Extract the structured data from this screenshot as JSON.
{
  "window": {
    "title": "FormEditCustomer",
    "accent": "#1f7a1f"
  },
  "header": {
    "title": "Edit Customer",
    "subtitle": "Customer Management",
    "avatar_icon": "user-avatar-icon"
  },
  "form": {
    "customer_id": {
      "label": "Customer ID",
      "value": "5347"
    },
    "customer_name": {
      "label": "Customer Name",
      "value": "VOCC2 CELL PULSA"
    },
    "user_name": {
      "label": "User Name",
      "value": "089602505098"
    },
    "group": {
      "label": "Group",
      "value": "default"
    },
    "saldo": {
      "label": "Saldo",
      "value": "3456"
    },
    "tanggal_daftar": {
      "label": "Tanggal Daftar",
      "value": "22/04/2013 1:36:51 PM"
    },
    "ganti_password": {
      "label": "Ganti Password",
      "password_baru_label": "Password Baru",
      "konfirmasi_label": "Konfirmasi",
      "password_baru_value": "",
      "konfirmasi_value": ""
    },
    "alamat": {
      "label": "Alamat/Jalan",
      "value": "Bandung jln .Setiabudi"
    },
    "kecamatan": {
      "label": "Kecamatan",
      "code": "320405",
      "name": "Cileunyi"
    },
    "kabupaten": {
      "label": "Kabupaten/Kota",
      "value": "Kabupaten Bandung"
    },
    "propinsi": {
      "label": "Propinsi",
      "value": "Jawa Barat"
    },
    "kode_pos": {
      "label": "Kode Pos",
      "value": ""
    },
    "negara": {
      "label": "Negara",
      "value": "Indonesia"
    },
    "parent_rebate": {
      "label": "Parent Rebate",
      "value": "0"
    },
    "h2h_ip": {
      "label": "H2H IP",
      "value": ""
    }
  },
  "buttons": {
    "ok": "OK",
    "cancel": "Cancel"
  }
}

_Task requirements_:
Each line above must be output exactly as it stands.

_Answer section_:
Extract the structured data from this screenshot as JSON.
{
  "window": {
    "title": "FormEditCustomer",
    "accent": "#1f7a1f"
  },
  "header": {
    "title": "Edit Customer",
    "subtitle": "Customer Management",
    "avatar_icon": "user-avatar-icon"
  },
  "form": {
    "customer_id": {
      "label": "Customer ID",
      "value": "5347"
    },
    "customer_name": {
      "label": "Customer Name",
      "value": "VOCC2 CELL PULSA"
    },
    "user_name": {
      "label": "User Name",
      "value": "089602505098"
    },
    "group": {
      "label": "Group",
      "value": "default"
    },
    "saldo": {
      "label": "Saldo",
      "value": "3456"
    },
    "tanggal_daftar": {
      "label": "Tanggal Daftar",
      "value": "22/04/2013 1:36:51 PM"
    },
    "ganti_password": {
      "label": "Ganti Password",
      "password_baru_label": "Password Baru",
      "konfirmasi_label": "Konfirmasi",
      "password_baru_value": "",
      "konfirmasi_value": ""
    },
    "alamat": {
      "label": "Alamat/Jalan",
      "value": "Bandung jln .Setiabudi"
    },
    "kecamatan": {
      "label": "Kecamatan",
      "code": "320405",
      "name": "Cileunyi"
    },
    "kabupaten": {
      "label": "Kabupaten/Kota",
      "value": "Kabupaten Bandung"
    },
    "propinsi": {
      "label": "Propinsi",
      "value": "Jawa Barat"
    },
    "kode_pos": {
      "label": "Kode Pos",
      "value": ""
    },
    "negara": {
      "label": "Negara",
      "value": "Indonesia"
    },
    "parent_rebate": {
      "label": "Parent Rebate",
      "value": "0"
    },
    "h2h_ip": {
      "label": "H2H IP",
      "value": ""
    }
  },
  "buttons": {
    "ok": "OK",
    "cancel": "Cancel"
  }
}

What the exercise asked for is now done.